## Directions for this task
Down to the last line below, repeat the entries word for word and drop the pictures.

Extracted data entries

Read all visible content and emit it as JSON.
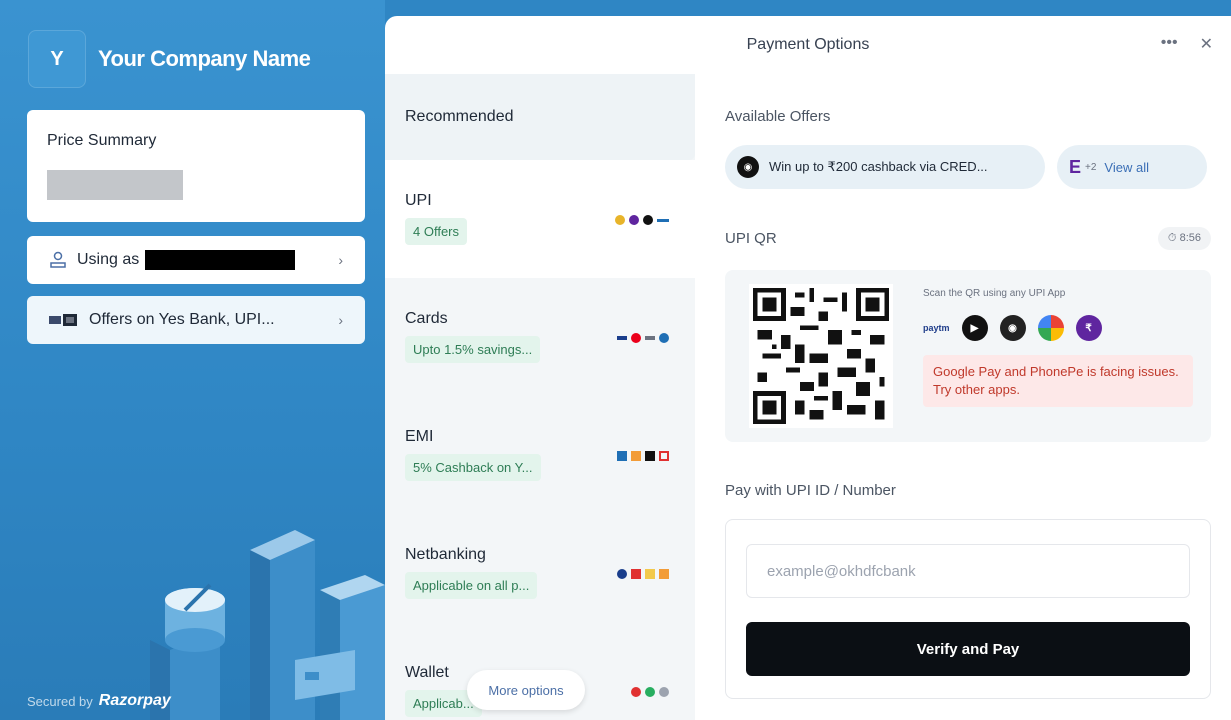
{
  "brand": {
    "logo_letter": "Y",
    "name": "Your Company Name"
  },
  "left": {
    "price_summary_title": "Price Summary",
    "using_as_label": "Using as",
    "offers_label": "Offers on Yes Bank, UPI...",
    "secured_by": "Secured by",
    "razorpay": "Razorpay"
  },
  "header": {
    "title": "Payment Options",
    "more_icon": "•••",
    "close_icon": "✕"
  },
  "methods": {
    "recommended": "Recommended",
    "items": [
      {
        "name": "UPI",
        "badge": "4 Offers"
      },
      {
        "name": "Cards",
        "badge": "Upto 1.5% savings..."
      },
      {
        "name": "EMI",
        "badge": "5% Cashback on Y..."
      },
      {
        "name": "Netbanking",
        "badge": "Applicable on all p..."
      },
      {
        "name": "Wallet",
        "badge": "Applicab..."
      }
    ],
    "more_options": "More options"
  },
  "offers": {
    "title": "Available Offers",
    "main_offer": "Win up to ₹200 cashback via CRED...",
    "extra_count": "+2",
    "view_all": "View all"
  },
  "upi_qr": {
    "title": "UPI QR",
    "timer": "8:56",
    "scan_text": "Scan the QR using any UPI App",
    "warning": "Google Pay and PhonePe is facing issues. Try other apps."
  },
  "upi_id": {
    "title": "Pay with UPI ID / Number",
    "placeholder": "example@okhdfcbank",
    "value": "",
    "verify_label": "Verify and Pay"
  },
  "colors": {
    "accent": "#2f86c4",
    "verify_bg": "#0b0f14",
    "offer_green": "#2e7d55",
    "warning_red": "#c0392b"
  }
}
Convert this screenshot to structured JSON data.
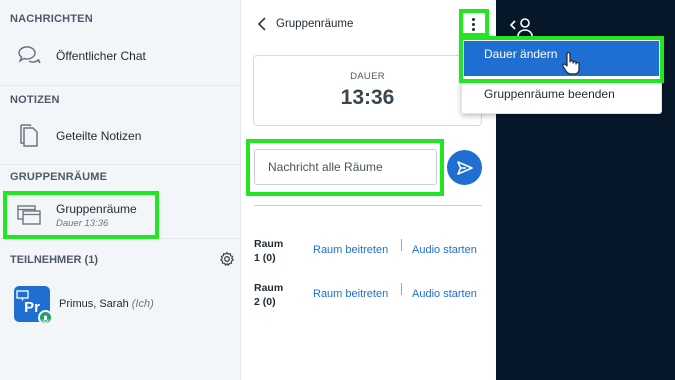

## Finished task
Read all visible content and emit it as JSON.
{
  "brand": {
    "logo_letter": "Y",
    "name": "Your Company Name"
  },
  "left": {
    "price_summary_title": "Price Summary",
    "using_as_label": "Using as",
    "offers_label": "Offers on Yes Bank, UPI...",
    "secured_by": "Secured by",
    "razorpay": "Razorpay"
  },
  "header": {
    "title": "Payment Options",
    "more_icon": "•••",
    "close_icon": "✕"
  },
  "methods": {
    "recommended": "Recommended",
    "items": [
      {
        "name": "UPI",
        "badge": "4 Offers"
      },
      {
        "name": "Cards",
        "badge": "Upto 1.5% savings..."
      },
      {
        "name": "EMI",
        "badge": "5% Cashback on Y..."
      },
      {
        "name": "Netbanking",
        "badge": "Applicable on all p..."
      },
      {
        "name": "Wallet",
        "badge": "Applicab..."
      }
    ],
    "more_options": "More options"
  },
  "offers": {
    "title": "Available Offers",
    "main_offer": "Win up to ₹200 cashback via CRED...",
    "extra_count": "+2",
    "view_all": "View all"
  },
  "upi_qr": {
    "title": "UPI QR",
    "timer": "8:56",
    "scan_text": "Scan the QR using any UPI App",
    "warning": "Google Pay and PhonePe is facing issues. Try other apps."
  },
  "upi_id": {
    "title": "Pay with UPI ID / Number",
    "placeholder": "example@okhdfcbank",
    "value": "",
    "verify_label": "Verify and Pay"
  },
  "colors": {
    "accent": "#2f86c4",
    "verify_bg": "#0b0f14",
    "offer_green": "#2e7d55",
    "warning_red": "#c0392b"
  }
}
Convert this screenshot to structured JSON data.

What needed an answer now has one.